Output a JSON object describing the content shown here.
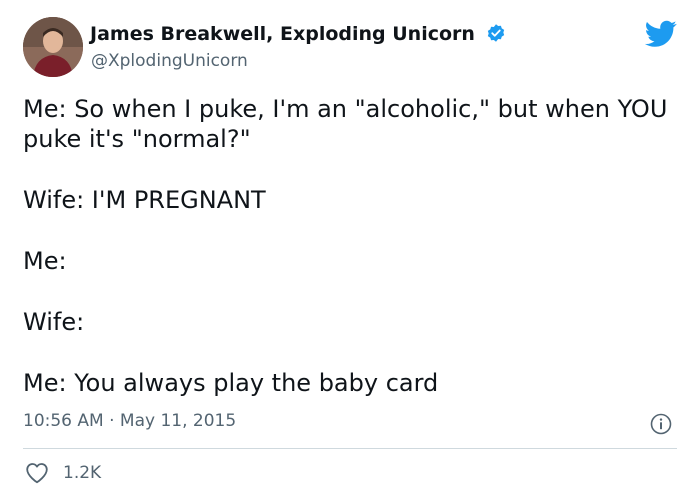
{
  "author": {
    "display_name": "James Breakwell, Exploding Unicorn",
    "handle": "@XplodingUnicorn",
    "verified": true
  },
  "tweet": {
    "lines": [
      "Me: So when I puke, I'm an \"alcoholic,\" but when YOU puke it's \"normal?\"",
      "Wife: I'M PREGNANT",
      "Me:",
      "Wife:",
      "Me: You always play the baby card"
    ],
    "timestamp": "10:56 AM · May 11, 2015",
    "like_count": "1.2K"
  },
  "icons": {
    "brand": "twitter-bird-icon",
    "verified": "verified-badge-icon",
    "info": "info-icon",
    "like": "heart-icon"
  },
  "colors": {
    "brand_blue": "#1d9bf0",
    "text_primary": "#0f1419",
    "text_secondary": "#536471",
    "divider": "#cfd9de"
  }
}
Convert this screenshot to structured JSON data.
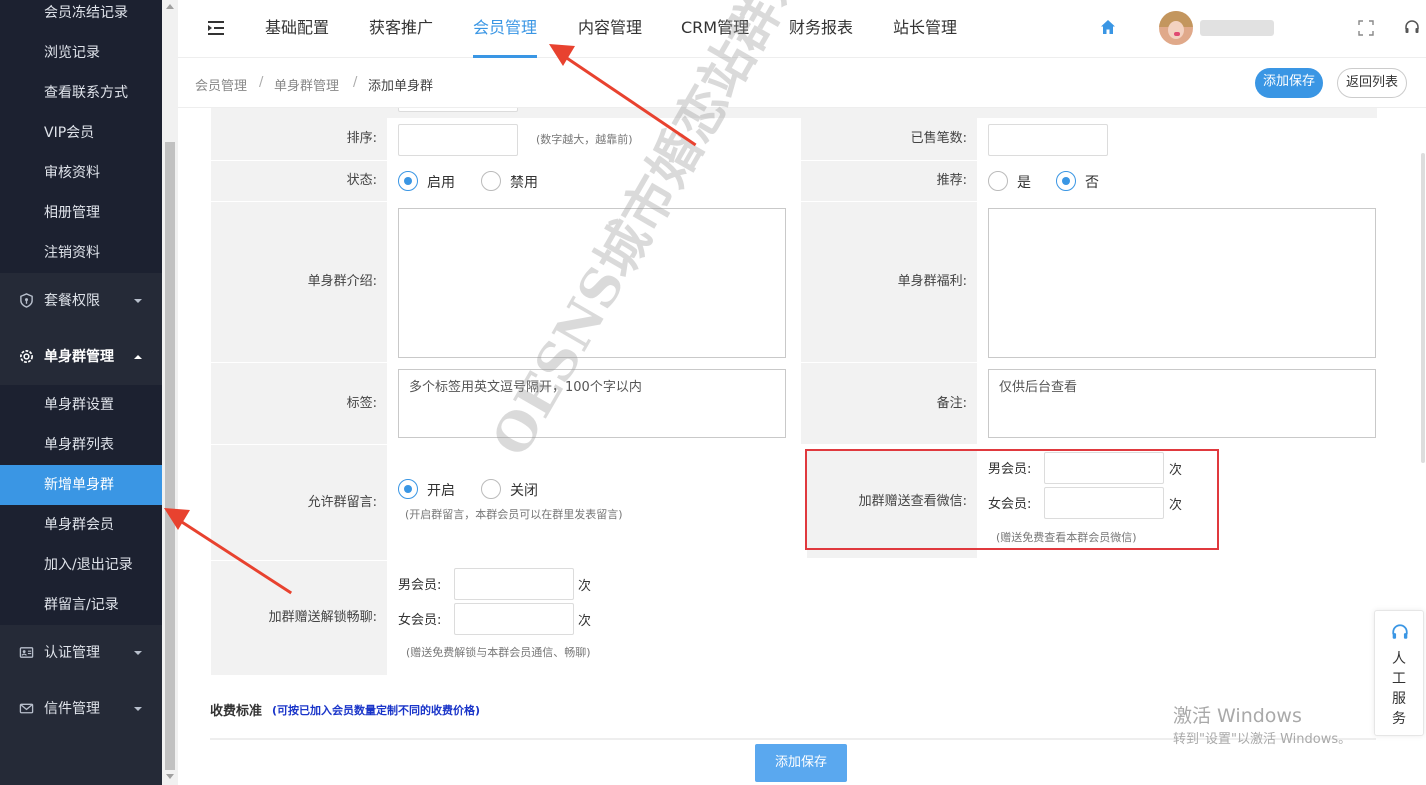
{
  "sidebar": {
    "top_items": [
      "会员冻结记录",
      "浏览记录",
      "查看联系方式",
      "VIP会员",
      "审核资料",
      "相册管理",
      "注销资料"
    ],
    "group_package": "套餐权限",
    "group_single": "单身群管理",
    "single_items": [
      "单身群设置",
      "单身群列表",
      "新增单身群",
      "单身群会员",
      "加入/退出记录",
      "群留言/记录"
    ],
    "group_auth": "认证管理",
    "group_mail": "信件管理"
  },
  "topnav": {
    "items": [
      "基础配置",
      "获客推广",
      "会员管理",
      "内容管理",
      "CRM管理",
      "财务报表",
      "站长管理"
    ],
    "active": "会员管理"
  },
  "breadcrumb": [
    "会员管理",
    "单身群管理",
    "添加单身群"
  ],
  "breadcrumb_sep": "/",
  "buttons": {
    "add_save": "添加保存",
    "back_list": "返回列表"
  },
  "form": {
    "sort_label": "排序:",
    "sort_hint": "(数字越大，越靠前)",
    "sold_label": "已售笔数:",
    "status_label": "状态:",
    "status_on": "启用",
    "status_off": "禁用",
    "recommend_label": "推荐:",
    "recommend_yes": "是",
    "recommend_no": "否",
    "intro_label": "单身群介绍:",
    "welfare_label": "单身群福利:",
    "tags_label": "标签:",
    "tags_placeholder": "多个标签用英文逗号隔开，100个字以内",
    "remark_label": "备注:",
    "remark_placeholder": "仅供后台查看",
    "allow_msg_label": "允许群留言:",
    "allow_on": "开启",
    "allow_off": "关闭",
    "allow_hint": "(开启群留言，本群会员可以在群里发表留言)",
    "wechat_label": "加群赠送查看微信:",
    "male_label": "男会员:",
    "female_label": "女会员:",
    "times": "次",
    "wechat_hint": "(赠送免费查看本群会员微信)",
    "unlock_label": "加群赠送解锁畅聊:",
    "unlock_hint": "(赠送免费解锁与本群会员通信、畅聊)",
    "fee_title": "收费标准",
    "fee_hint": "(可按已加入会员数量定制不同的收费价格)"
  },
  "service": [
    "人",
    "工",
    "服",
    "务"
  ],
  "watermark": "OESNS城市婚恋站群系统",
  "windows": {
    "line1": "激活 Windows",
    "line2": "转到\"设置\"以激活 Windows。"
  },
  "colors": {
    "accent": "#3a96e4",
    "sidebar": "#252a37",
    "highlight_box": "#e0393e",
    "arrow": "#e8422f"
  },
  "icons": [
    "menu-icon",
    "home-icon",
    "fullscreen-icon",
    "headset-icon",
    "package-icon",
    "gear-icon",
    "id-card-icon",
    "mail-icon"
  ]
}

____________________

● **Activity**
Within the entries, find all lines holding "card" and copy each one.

● **Solution to this problem**
      "Me: You always play the baby card"
    "id-card-icon",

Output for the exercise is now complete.